Simply walking from one side of the environment to the other will see Kate attempt her very own rendition of the robot in glorious slow-motion, while character dialogue either will clip out momentarily or the subtitles won’t match up. Admittedly, the latter is likely a localisation error that if taken on its own wouldn’t break the game, but it’s this overall lack of polish that makes what should at least be a good and engaging adventure game into one that makes a very bad impression – not just initially but throughout as a result.

I can’t help but feel that Microids’ decision to render Syberia 3’s world fully in 3D (a first for the series) hasn’t helped these issues, especially when considering that this game would be a case for art style over graphical power. Other technical issues on the seemingly unending list include consistent lip-syncing errors and intermittent slow-down when the inventory menu is accessed. With such a lengthy development period problems like these are hard to forgive, and it genuinely is a shame considering that the story overall can be very enthralling.

So, technical difficulties aside, what have we got? Well in general, a pretty decent point-and-click adventure narrative with an eclectic cast of characters that each exude charm and personality. From the very first Youkal tribe member you see upon opening your eyes to the private detective who finds himself constantly on Kate’s tale making for a quite intriguing sub-plot, dialogue with others is always worth seeking out. In typical adventure game fashion, Kate can choose to respond in any one of up to four pre-packaged retorts, letting you inform the overall story of escorting the Youkals to a seasonal migration if not directly change it.

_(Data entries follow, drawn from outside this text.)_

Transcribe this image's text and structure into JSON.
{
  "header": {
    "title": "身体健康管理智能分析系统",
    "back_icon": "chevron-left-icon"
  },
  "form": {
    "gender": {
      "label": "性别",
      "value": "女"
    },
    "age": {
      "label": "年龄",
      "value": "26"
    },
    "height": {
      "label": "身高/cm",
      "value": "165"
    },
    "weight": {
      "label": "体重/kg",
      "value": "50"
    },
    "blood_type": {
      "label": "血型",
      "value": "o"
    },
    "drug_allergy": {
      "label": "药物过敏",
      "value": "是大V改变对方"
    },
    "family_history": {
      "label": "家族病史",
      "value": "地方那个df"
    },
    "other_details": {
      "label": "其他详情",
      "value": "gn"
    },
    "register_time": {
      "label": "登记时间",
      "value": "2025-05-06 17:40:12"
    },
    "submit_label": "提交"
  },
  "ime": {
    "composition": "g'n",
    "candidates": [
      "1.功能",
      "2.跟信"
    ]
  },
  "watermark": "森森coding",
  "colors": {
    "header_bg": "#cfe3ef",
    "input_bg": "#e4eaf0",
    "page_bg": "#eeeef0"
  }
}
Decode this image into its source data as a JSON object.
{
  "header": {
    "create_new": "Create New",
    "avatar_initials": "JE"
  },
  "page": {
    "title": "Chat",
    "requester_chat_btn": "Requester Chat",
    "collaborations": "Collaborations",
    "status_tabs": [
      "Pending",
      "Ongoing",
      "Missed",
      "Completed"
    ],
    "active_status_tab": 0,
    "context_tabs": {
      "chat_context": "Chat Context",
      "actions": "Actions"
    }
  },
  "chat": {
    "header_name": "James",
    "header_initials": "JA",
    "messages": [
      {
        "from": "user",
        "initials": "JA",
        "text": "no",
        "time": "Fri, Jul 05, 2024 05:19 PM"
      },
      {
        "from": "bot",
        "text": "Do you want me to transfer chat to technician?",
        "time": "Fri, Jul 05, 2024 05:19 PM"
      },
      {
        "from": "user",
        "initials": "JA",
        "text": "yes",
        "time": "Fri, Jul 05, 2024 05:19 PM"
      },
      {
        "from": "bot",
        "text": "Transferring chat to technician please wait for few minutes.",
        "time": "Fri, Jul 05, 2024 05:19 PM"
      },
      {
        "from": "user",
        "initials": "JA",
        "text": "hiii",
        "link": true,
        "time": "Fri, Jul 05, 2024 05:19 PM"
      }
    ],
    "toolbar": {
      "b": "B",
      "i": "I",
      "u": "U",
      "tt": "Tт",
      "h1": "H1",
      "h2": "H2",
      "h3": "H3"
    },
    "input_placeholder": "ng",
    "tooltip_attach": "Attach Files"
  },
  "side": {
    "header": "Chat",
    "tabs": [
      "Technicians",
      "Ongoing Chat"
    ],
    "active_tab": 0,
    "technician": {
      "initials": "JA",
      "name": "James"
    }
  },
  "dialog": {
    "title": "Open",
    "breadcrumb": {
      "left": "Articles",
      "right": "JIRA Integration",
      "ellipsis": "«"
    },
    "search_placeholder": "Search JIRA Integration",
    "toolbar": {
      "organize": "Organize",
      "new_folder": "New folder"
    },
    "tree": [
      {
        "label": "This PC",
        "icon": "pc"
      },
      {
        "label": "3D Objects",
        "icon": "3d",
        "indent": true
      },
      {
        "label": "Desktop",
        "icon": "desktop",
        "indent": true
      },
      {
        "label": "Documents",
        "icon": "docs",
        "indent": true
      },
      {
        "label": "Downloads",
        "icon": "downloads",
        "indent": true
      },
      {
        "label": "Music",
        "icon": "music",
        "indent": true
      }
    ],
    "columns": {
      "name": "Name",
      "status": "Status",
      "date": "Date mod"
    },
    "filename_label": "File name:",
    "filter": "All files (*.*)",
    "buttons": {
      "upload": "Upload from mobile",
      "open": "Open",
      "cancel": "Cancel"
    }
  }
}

The game features two distinct gameplay difficulties selectable at the very beginning of the game, hiding away certain hints and clues that would normally appear when undertaking any one of Syberia 3’s approachable and inventive puzzles. At one point you might be required to fake your way past a police officer to enter the next section, while other times will see Kate needing to be a little more inventive. An underground section in which bats appear for example can only be resolved when venturing above the surface. All of the game’s obstacles/puzzles have been well thought out and feel fair if nothing else, which is appreciated considering how easy it can be for a game like this to feel obtuse.

In any way you look at it, the story of Syberia 3 cannot be described as anything other than heart-breaking. Not only for the player or the characters themselves – if ever they were capable of realising the technical mess they were a part of – but for developer Microids. So long have they been working on this game with an ambitious attitude hoping to satisfy long-time Syberia fans after an excruciating 13 year wait. There is a great adventure game here just begging to be broken out, however for now as Syberia 3 stands, Kate Walker’s story is one best left washed ashore.

Syberia 3 is available on PlayStation 4, Xbox One and PC. We reviewed the PlayStation 4 version.
When Aaron isn't busting out his parents' old Sega Megadrive and playing way too much Mortal Kombat II in an attempt to re-live the classic days, he usually spends his days up to his neck podcasting about movies, covering events and of course writing about video games. Primed to take on anyone who critiques the genius of 2005's Timesplitters: Future Perfect, Aaron is the epitome of the term "Pop Culture Nerd" with the collection of comics, games and statues to prove it.